But a new study out of Pew Research Center found that the relationship younger Black Americans have to religion is changing. Researchers found that while just 11% of Baby Boomers and 5% of the Silent Generation are religiously unaffiliated, 28% of Black Gen-Zers and 33% of Black Millenials are unaffiliated. The generational shift has prompted conversations about the future of Black churches. Many Black adults still feel that Black churches serve an important function in the fight for racial equality— 29% of Afircan-American adults say that Black churches have done a “great deal” (and 48% “some”) to help Black people fight for equality, which is higher than the share of respondents that credited the federal government.

Today on AirTalk, we’re learning more about the evolving relationship that many Black Americans have to their church. Do you attend a majority-Black congregation? What is your relationship like to religion, and how has it evolved? What do you hope to see for the future of Black churches? Join the conversation by commenting below or giving us a call at 866-893-5722.

Kiana Cox, research associate at Pew Research Center and lead researcher on a recent study on faith and Black Americans; she tweets @kianacoxphd

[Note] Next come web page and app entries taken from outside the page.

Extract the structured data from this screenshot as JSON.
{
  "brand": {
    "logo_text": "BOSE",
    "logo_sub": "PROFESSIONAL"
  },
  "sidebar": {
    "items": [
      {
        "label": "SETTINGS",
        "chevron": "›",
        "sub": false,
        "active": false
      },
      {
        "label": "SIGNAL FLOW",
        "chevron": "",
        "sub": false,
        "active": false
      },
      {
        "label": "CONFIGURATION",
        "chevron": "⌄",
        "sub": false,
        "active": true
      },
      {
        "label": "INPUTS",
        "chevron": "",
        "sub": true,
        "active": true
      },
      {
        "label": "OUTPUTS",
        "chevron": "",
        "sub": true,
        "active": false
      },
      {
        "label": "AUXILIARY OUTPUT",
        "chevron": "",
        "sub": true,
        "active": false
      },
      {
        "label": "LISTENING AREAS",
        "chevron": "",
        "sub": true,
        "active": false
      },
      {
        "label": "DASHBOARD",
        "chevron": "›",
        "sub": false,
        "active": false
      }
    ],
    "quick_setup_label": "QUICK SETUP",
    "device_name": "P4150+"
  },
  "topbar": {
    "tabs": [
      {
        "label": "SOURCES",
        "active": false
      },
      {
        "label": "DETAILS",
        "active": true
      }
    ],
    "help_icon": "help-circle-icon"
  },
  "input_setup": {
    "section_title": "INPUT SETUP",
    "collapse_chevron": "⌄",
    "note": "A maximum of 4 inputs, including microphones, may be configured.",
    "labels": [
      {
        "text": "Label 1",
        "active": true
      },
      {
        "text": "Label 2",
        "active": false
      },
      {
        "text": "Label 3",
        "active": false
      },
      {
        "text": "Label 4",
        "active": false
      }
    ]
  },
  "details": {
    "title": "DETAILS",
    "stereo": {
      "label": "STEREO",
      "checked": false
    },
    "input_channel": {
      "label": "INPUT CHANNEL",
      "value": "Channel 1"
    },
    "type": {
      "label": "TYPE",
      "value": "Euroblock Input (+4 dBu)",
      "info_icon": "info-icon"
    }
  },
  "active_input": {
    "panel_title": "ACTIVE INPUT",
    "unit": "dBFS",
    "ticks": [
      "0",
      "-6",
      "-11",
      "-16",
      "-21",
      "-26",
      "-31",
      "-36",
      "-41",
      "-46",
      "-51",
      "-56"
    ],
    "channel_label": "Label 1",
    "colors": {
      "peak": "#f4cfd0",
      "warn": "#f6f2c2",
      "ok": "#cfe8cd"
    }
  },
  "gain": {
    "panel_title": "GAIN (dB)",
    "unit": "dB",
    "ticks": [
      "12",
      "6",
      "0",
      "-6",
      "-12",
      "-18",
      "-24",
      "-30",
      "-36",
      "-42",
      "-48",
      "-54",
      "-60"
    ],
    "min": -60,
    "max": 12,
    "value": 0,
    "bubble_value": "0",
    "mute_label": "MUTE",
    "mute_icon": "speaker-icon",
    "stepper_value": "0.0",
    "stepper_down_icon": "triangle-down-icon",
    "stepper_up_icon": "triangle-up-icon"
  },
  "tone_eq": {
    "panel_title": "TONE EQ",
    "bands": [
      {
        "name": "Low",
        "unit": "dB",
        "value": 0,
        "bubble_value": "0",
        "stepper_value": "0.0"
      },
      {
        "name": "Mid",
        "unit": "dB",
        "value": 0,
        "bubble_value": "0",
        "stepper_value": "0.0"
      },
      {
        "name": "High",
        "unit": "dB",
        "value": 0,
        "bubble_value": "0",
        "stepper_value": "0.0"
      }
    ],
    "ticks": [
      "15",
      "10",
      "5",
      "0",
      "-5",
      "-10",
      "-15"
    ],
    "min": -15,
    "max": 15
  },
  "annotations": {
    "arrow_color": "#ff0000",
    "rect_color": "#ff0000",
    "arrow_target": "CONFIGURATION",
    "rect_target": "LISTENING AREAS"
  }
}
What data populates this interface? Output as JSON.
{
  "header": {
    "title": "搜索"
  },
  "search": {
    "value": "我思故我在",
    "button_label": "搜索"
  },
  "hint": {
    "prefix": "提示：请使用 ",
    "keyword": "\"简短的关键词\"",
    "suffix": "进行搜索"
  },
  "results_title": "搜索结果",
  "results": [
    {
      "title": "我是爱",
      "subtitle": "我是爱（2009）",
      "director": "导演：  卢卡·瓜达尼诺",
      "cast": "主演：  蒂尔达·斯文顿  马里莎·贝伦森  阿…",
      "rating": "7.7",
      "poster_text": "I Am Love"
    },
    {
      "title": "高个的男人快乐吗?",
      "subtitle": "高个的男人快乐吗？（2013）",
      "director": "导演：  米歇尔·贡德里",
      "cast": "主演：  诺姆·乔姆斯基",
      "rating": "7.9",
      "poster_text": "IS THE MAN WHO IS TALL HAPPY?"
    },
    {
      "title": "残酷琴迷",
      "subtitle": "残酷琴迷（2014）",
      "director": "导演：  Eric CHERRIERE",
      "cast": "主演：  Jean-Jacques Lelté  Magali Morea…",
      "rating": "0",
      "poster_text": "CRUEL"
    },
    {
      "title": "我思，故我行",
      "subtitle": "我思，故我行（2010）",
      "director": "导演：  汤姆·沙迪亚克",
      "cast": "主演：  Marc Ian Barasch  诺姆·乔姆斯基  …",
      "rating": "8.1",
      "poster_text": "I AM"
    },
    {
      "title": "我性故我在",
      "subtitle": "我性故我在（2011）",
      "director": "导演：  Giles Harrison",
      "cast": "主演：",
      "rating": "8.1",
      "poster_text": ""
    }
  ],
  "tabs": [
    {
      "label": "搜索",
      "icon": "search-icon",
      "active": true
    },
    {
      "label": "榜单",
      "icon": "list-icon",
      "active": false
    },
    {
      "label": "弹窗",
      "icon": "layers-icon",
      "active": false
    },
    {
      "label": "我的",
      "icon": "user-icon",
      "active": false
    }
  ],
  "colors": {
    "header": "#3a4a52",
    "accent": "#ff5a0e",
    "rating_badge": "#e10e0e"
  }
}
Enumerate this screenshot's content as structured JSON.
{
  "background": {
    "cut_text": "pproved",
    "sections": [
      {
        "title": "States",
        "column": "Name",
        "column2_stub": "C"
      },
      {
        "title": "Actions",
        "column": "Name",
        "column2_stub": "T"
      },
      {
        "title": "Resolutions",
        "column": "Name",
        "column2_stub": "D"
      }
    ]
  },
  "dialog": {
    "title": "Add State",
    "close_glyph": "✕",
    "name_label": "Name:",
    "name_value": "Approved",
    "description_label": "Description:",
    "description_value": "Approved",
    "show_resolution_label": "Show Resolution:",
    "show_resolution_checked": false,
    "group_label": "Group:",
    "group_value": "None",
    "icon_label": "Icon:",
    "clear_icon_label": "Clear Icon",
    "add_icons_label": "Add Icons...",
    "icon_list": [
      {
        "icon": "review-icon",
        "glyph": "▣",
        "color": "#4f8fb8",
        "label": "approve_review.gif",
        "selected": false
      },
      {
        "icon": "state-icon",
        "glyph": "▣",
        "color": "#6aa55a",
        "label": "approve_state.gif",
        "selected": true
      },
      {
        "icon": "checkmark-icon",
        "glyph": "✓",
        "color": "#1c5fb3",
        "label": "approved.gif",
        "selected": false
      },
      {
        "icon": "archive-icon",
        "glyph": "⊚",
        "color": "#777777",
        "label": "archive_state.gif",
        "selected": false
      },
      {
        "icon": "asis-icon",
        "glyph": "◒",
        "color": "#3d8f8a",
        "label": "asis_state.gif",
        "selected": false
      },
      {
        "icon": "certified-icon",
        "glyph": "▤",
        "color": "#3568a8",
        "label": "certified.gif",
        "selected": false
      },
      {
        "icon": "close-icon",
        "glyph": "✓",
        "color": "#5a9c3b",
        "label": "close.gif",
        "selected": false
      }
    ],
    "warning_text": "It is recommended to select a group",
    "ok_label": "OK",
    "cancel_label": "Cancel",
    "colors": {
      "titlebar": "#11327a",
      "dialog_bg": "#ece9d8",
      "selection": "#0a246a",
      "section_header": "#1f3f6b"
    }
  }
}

Dwight A. Radcliff Jr., academic dean for the William E. Pannell Center for African American Church Studies and assistant professor of mission, theology and culture at Fuller Theological Seminary